[Dataset rows for apps and sites]
———

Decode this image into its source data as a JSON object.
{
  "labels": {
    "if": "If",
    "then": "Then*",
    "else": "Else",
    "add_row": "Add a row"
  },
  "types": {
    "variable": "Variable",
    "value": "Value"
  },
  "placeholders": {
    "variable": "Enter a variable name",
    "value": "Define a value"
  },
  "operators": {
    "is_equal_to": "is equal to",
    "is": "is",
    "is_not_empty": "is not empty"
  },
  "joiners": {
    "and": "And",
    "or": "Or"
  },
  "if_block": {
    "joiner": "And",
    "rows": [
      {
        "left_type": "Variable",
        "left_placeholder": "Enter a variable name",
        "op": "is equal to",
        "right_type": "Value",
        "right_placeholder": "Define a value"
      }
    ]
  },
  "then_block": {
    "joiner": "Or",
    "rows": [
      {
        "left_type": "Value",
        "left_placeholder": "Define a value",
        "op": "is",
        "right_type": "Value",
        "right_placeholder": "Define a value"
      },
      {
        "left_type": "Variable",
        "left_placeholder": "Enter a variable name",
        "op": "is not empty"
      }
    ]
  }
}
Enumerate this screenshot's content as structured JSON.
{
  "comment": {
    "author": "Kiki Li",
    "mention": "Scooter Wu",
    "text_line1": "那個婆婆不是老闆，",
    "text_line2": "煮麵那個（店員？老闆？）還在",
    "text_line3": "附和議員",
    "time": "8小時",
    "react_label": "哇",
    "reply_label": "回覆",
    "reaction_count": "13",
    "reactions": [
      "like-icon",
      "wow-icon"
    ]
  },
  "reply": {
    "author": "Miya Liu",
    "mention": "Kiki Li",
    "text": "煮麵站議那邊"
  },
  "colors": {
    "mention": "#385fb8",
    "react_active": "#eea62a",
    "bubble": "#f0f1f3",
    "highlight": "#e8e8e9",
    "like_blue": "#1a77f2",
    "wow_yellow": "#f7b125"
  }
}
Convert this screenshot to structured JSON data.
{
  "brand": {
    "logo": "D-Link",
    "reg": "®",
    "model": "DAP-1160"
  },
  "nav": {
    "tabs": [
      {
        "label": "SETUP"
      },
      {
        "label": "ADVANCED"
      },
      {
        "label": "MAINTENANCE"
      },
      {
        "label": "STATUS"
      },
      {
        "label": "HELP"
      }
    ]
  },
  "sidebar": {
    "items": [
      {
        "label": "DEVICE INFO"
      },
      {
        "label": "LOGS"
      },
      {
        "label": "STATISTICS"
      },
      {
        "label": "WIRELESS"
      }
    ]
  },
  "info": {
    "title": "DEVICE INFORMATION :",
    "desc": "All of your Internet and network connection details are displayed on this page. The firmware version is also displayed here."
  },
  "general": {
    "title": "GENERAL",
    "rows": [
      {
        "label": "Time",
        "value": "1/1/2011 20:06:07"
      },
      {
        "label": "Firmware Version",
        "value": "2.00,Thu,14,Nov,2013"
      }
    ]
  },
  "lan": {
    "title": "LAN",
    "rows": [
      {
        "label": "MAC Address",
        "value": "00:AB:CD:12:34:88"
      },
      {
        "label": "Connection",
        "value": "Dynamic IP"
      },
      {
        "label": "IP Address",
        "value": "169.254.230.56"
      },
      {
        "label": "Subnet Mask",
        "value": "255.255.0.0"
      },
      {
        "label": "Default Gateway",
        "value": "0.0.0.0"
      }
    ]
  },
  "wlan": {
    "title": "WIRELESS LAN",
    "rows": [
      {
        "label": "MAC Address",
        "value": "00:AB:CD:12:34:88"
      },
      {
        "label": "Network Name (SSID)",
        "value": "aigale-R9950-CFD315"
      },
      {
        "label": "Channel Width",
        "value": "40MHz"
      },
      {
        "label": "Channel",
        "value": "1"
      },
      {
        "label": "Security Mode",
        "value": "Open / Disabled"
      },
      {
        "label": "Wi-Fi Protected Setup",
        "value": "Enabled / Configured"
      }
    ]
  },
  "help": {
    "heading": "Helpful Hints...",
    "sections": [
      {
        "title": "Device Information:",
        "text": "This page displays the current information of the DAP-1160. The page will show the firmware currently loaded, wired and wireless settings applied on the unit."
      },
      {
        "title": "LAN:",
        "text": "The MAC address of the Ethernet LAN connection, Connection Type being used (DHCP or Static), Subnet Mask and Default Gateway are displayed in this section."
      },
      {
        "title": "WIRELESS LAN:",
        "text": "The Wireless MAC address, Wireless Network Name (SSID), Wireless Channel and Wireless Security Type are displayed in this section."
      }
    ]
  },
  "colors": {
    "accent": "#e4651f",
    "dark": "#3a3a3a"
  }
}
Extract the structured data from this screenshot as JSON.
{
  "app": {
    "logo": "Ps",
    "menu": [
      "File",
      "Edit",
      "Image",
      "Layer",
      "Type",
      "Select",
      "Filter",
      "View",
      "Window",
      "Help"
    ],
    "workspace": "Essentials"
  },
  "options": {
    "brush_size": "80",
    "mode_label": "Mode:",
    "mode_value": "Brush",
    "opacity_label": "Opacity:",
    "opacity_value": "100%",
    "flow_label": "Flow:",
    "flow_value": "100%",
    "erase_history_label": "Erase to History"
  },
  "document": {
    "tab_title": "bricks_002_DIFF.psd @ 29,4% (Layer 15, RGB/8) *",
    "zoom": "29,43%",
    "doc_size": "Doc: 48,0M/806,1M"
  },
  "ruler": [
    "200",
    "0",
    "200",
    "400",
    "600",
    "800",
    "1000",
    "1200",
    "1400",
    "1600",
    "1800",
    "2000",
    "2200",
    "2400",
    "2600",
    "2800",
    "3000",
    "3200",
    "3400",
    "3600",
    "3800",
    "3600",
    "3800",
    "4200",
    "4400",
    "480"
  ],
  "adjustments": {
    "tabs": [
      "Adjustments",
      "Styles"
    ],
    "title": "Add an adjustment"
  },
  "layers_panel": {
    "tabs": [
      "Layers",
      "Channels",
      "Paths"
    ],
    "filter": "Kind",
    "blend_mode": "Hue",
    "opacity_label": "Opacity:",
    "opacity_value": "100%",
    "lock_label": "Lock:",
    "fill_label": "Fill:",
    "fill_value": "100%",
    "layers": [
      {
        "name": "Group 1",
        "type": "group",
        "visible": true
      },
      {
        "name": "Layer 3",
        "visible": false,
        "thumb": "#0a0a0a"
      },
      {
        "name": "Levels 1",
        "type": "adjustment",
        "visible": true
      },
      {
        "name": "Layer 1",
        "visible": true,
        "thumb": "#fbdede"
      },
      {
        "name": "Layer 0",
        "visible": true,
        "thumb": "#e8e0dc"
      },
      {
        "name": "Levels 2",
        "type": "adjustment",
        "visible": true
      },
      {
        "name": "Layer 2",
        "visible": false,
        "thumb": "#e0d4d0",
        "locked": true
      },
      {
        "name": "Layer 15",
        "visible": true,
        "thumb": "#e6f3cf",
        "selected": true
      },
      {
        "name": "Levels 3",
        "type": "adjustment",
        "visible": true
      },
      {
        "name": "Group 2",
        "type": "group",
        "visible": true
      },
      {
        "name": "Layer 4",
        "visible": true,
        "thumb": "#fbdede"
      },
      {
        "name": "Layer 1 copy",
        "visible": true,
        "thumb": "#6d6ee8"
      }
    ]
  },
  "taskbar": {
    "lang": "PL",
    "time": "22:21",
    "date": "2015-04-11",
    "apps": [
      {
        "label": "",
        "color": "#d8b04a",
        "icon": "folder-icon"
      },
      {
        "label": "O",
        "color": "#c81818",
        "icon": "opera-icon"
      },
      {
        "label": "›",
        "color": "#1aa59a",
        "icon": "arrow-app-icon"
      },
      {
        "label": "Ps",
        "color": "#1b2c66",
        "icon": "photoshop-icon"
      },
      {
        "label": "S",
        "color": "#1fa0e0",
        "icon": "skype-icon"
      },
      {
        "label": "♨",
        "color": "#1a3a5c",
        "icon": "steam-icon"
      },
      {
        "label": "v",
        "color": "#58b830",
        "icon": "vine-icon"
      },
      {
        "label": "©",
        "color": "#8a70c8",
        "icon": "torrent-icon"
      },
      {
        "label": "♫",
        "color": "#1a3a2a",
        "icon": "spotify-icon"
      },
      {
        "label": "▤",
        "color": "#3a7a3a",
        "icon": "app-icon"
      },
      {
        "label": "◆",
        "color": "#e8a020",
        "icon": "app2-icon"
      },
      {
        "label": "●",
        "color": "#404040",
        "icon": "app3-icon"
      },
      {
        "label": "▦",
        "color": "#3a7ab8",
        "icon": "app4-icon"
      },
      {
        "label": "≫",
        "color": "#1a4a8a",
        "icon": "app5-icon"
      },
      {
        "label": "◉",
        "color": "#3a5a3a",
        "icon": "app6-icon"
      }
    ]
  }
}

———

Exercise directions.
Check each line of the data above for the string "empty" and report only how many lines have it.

Solution below.
2